The store has also moved all of their events and book clubs online, to a virtual format. Jen explains: “The store is a place to celebrate reading, writing, and the love of books and art; it’s a place for people to meet and interact. Some of that has had to shift—we’ve put all in-person events on hold, because while our browsing is okay, a jam-packed room of people isn’t—but our book club members still show up, people are excited to chat over Zoom. So in many ways, the community elements of the store have just adapted, rather than gone away.” In times like these, the community created by Old Town Books—a community of enthusiastic individuals, some new to the literary world and some longtime fans of everything bookish—is a source of solace and joy.
Finally, Jen also provides me with a tidbit of COVID-era insider insight: “This year, customers looking to buy books for the winter holidays will want to think about that holiday shopping early,” she says. “It’s hard to think ahead, but I’m hoping customers will think about it early—I don’t think it’s widespread knowledge, but U.S. printers are having huge jams because of both financial constraints and huge demand. This year, we’ll probably see delays on major books, or books selling out very quickly and then having to be on backorder for a while. When a book is hot, every seller wants to have more copies, and I worry about this come December—so I urge customers to consider doing that shopping early if they can, to make sure they get copies of what they want, especially with major releases.”

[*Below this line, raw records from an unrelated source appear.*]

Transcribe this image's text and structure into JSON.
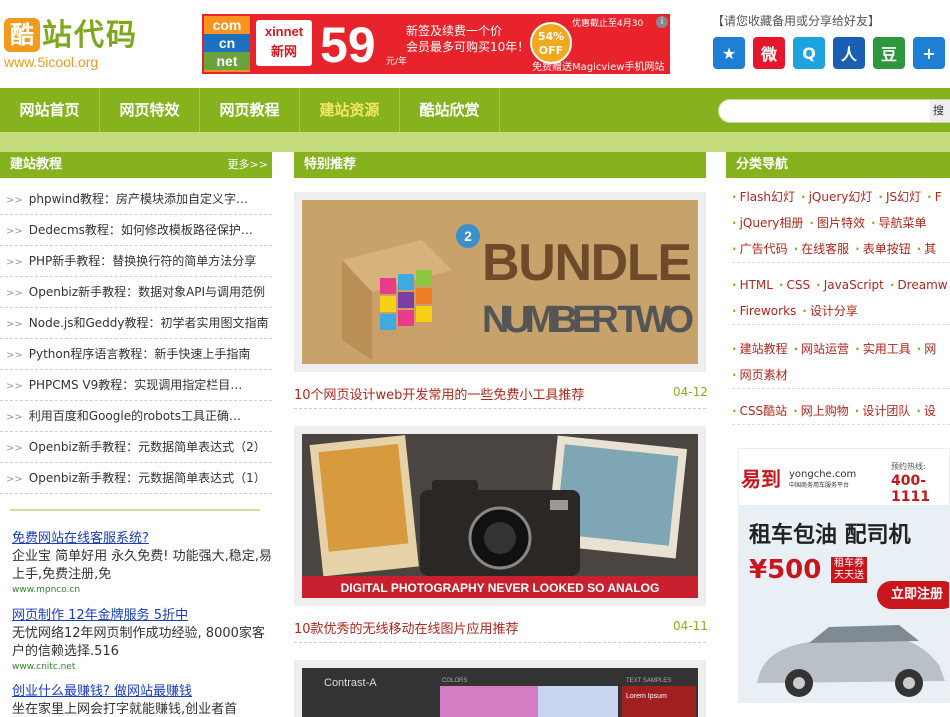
{
  "logo": {
    "badge": "酷",
    "text": "站代码",
    "url": "www.5icool.org"
  },
  "banner": {
    "com": [
      "com",
      "cn",
      "net"
    ],
    "brand_en": "xinnet",
    "brand_cn": "新网",
    "price": "59",
    "unit": "元/年",
    "line1": "新签及续费一个价",
    "line2": "会员最多可购买10年！",
    "badge_pct": "54%",
    "badge_off": "OFF",
    "deadline": "优惠截止至4月30",
    "gift": "免费赠送Magicview手机网站",
    "close": "i"
  },
  "share": {
    "hint": "【请您收藏备用或分享给好友】",
    "icons": [
      {
        "name": "favorite-icon",
        "glyph": "★",
        "color": "#1e7fd4"
      },
      {
        "name": "weibo-icon",
        "glyph": "微",
        "color": "#e6162d"
      },
      {
        "name": "qq-weibo-icon",
        "glyph": "Q",
        "color": "#1fa3e0"
      },
      {
        "name": "renren-icon",
        "glyph": "人",
        "color": "#1b5fb5"
      },
      {
        "name": "douban-icon",
        "glyph": "豆",
        "color": "#2e963d"
      },
      {
        "name": "more-share-icon",
        "glyph": "+",
        "color": "#1e7fd4"
      }
    ]
  },
  "nav": {
    "items": [
      "网站首页",
      "网页特效",
      "网页教程",
      "建站资源",
      "酷站欣赏"
    ],
    "active_index": 3,
    "search_button": "搜"
  },
  "left": {
    "heading": "建站教程",
    "more": "更多>>",
    "items": [
      "phpwind教程：房产模块添加自定义字…",
      "Dedecms教程：如何修改模板路径保护…",
      "PHP新手教程：替换换行符的简单方法分享",
      "Openbiz新手教程：数据对象API与调用范例",
      "Node.js和Geddy教程：初学者实用图文指南",
      "Python程序语言教程：新手快速上手指南",
      "PHPCMS V9教程：实现调用指定栏目…",
      "利用百度和Google的robots工具正确…",
      "Openbiz新手教程：元数据简单表达式（2）",
      "Openbiz新手教程：元数据简单表达式（1）"
    ],
    "ads": [
      {
        "title": "免费网站在线客服系统?",
        "desc": "企业宝 简单好用 永久免费! 功能强大,稳定,易上手,免费注册,免",
        "url": "www.mpnco.cn"
      },
      {
        "title": "网页制作 12年金牌服务 5折中",
        "desc": "无忧网络12年网页制作成功经验, 8000家客户的信赖选择.516",
        "url": "www.cnitc.net"
      },
      {
        "title": "创业什么最赚钱? 做网站最赚钱",
        "desc": "坐在家里上网会打字就能赚钱,创业者首",
        "url": ""
      }
    ]
  },
  "center": {
    "heading": "特别推荐",
    "features": [
      {
        "title": "10个网页设计web开发常用的一些免费小工具推荐",
        "date": "04-12",
        "img_text1": "BUNDLE",
        "img_text2": "NUMBER TWO",
        "img_num": "2"
      },
      {
        "title": "10款优秀的无线移动在线图片应用推荐",
        "date": "04-11",
        "img_text1": "DIGITAL PHOTOGRAPHY NEVER LOOKED SO ANALOG"
      },
      {
        "title": "",
        "date": "",
        "img_text1": "Contrast-A",
        "img_text2": "COLORS",
        "img_text3": "TEXT SAMPLES",
        "img_text4": "Lorem Ipsum"
      }
    ]
  },
  "right": {
    "heading": "分类导航",
    "groups": [
      [
        [
          "Flash幻灯",
          "jQuery幻灯",
          "JS幻灯",
          "F"
        ],
        [
          "jQuery相册",
          "图片特效",
          "导航菜单"
        ],
        [
          "广告代码",
          "在线客服",
          "表单按钮",
          "其"
        ]
      ],
      [
        [
          "HTML",
          "CSS",
          "JavaScript",
          "Dreamw"
        ],
        [
          "Fireworks",
          "设计分享"
        ]
      ],
      [
        [
          "建站教程",
          "网站运营",
          "实用工具",
          "网"
        ],
        [
          "网页素材"
        ]
      ],
      [
        [
          "CSS酷站",
          "网上购物",
          "设计团队",
          "设"
        ]
      ]
    ],
    "ad": {
      "logo": "易到",
      "site": "yongche.com",
      "site_sub": "中国商务用车服务平台",
      "phone_label": "预约热线:",
      "phone": "400-1111",
      "headline": "租车包油 配司机",
      "price": "¥500",
      "tag1": "租车券",
      "tag2": "天天送",
      "button": "立即注册"
    }
  }
}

I know I’ve already pre-ordered a few exciting upcoming titles from Old Town Books myself, such as Danielle Evans’ November release, The Office of Historical Corrections, on the store’s online platform (and I also may have spent a few hours going down the rabbit hole of the store’s blog, which I must say is quite a good time for anyone excited to hear about the happenings of the book world). Ultimately, and especially after talking with Jen, I cannot recommend Old Town Books enough—they’re not just a store, but a community, and we could all use a little community right now.
image via @oldtownbooks on Instagram
Kyra Kondis is a third-year MFA candidate in fiction at George Mason University, where she is the editor-in-chief of So to Speak Journal. More of her work can be found at kyrakondis.com.